Can food forests save the world
The world urgently needs alternatives for our agricultural system. The food forest is a way of agriculture that works with nature instead of exploiting it. The usual laws of farming do not apply: there is no annual plowing, hedging, sowing, mowing and spraying of pesticides. The forest is planted once and then only the annual harvesting takes places. "A paradise for lazy farmers" according to food forest owner Wouter van Eck. In contrast to the monoculture of conventional fields, the food forest attracts a thriving community of dozens of plant and tree species that, in addition to food, also provide nature.
Scientists have been warning for many years against the problems that come with our current agricultural practices: climate, biodiversity, fertility. Food forests don't have these issues. They absorb carbon, enrich the soil and increase biodiversity. Theoretically food forests can feed the world.
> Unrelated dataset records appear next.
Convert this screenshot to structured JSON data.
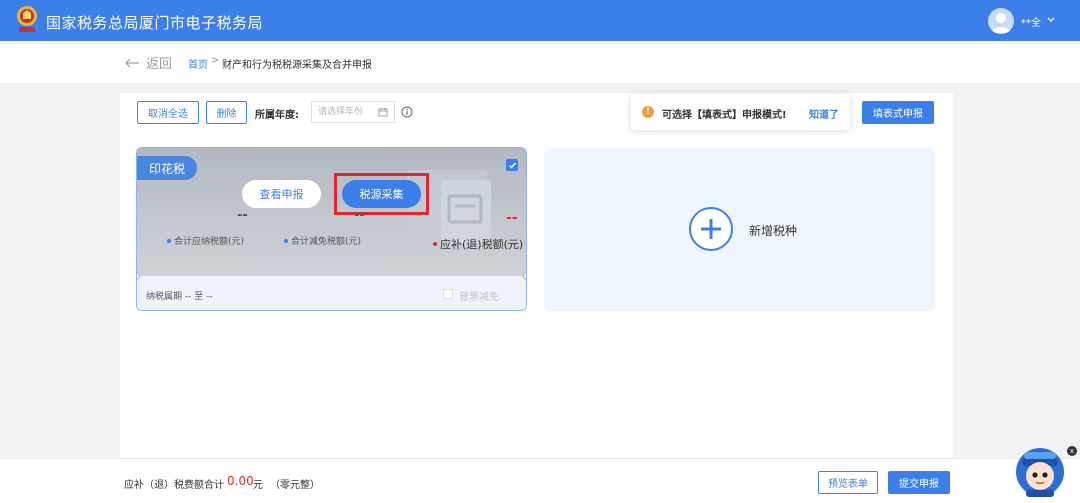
{
  "header": {
    "title": "国家税务总局厦门市电子税务局",
    "user_name": "**全",
    "brand_color": "#3d7fe8"
  },
  "breadcrumb": {
    "back_label": "返回",
    "home": "首页",
    "separator": ">",
    "current": "财产和行为税税源采集及合并申报"
  },
  "toolbar": {
    "deselect_all": "取消全选",
    "delete": "删除",
    "year_label": "所属年度:",
    "year_placeholder": "请选择年份",
    "form_declare": "填表式申报"
  },
  "tooltip": {
    "text": "可选择【填表式】申报模式!",
    "link": "知道了",
    "icon_text": "!"
  },
  "tax_card": {
    "tag": "印花税",
    "checked": true,
    "view_button": "查看申报",
    "collect_button": "税源采集",
    "stats": [
      {
        "label": "合计应纳税额(元)",
        "value": "--"
      },
      {
        "label": "合计减免税额(元)",
        "value": "--"
      },
      {
        "label": "应补(退)税额(元)",
        "value": "--"
      }
    ],
    "period": "纳税属期 -- 至 --",
    "preference_label": "普惠减免",
    "preference_checked": false
  },
  "add_tax": {
    "label": "新增税种"
  },
  "footer": {
    "total_label": "应补（退）税费额合计",
    "total_value": "0.00",
    "unit": "元",
    "amount_words": "（零元整）",
    "preview_button": "预览表单",
    "submit_button": "提交申报"
  },
  "mascot": {
    "close_text": "x"
  }
}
Calculations show that they can provide more nutritional value per acre than normal crops.
Van Eck's Ketelbroek forest offers the usual suspects such as apples, pears, prunes, and walnuts. But around the corner you can also find szechuan pepper, nashi, kaki fruit, mongolian lemons, chinese mahogany and bamboo spouts.
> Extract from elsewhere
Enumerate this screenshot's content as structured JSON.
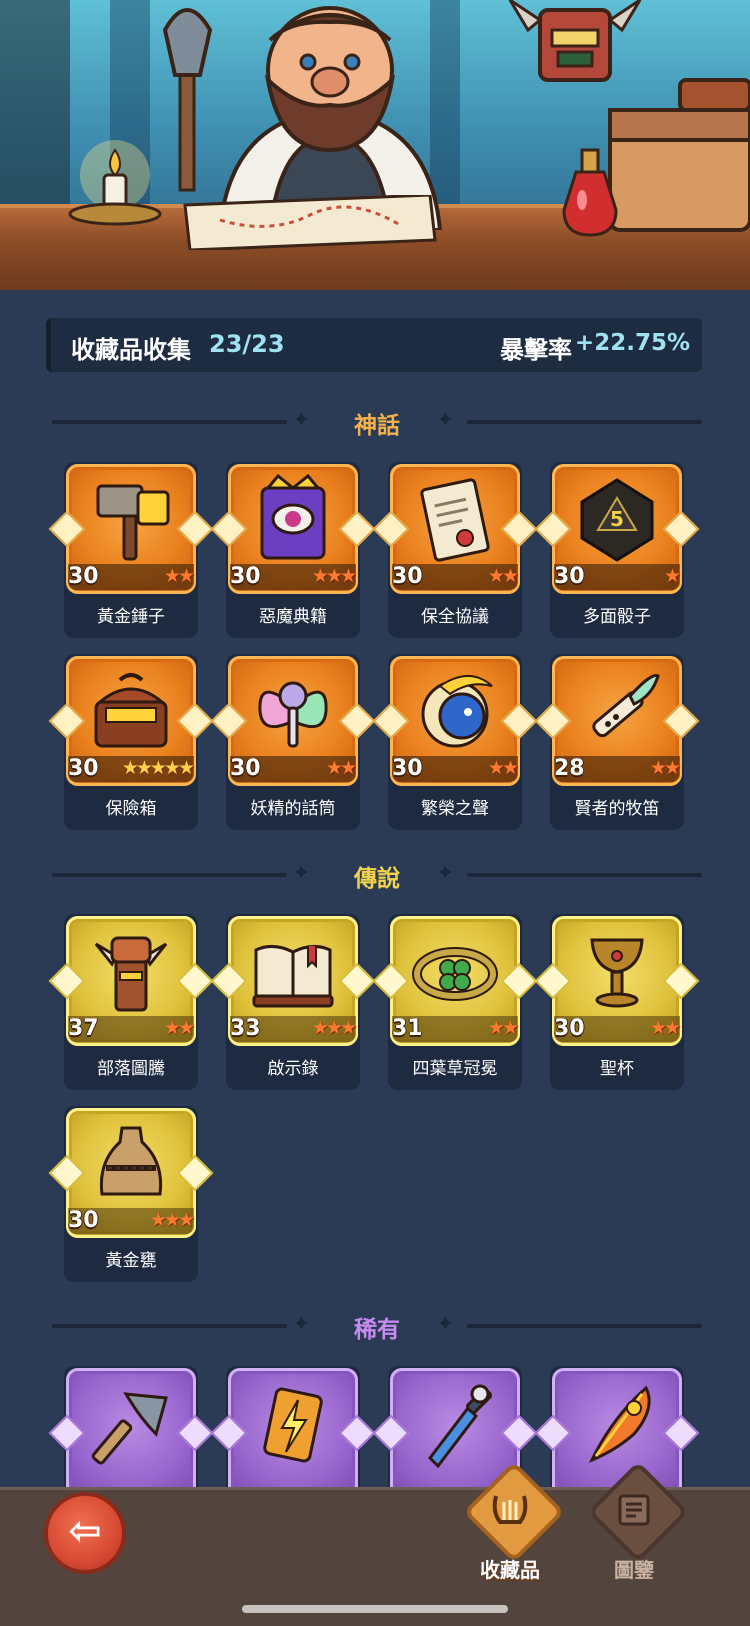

Volkskrant journalist Mac van Dinther spent a year walking around the Ketelbroek food forest in Groesbeek to talk, watch and taste. He reported on this in a four-part series of articles in the Volkskrant : Autumn, Winter, Spring and Summer. These reports are now bundled, supplemented with an epilogue and beautifully illustrated with photos by Henk Wildschut, winner of the prize for the best Dutch photo book with Ville de Calais in 2019.